3. Privacy versus the public’s right to know

Some critics argue journalists use the phrase “public interest” too liberally, as a convenient way to justify the publication of a contentious or sensitive story. “I think the catch-all phrase of what is in the ‘public interest’ is something that is so non-defined and not prescriptive that it can essentially be wrapped around any incident,” […]

2. Suicide and the public interest

The Spectator’s ethics guidelines indicate that suicide should not be reported unless there is a “public need to know” [1]. But how, exactly, should that public interest be defined? As a societal issue, there is no question that reporting on suicide is in the public interest, according to CBC ombudsman Esther Enkin, who co-wrote the […]

1. “We don’t routinely report on suicides”

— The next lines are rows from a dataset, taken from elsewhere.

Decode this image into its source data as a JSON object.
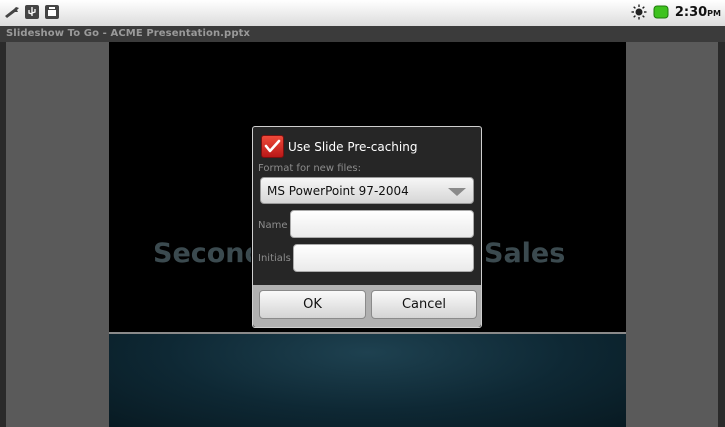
{
  "status_bar": {
    "time": "2:30",
    "ampm": "PM",
    "left_icons": [
      "wrench-icon",
      "usb-icon",
      "sd-card-icon"
    ],
    "right_icons": [
      "brightness-icon",
      "battery-icon"
    ]
  },
  "app": {
    "title": "Slideshow To Go - ACME Presentation.pptx"
  },
  "slide": {
    "text_left": "Second",
    "text_right": "Sales"
  },
  "dialog": {
    "checkbox_label": "Use Slide Pre-caching",
    "checkbox_checked": true,
    "format_label": "Format for new files:",
    "format_value": "MS PowerPoint 97-2004",
    "name_label": "Name",
    "name_value": "",
    "initials_label": "Initials",
    "initials_value": "",
    "ok_label": "OK",
    "cancel_label": "Cancel"
  },
  "colors": {
    "checkbox_red": "#d8291e",
    "side_panel": "#5a5a5a",
    "dialog_bg": "#262626"
  }
}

After it became clear that the police officer had taken his own life, the first hurdle that The Spectator’s editors and reporters faced was their own publication’s policy on suicide reporting. In 2005, many newspapers followed a long-standing blanket policy that cautioned reporters against covering incidents of suicide. The Spectator was among them. Even today, […]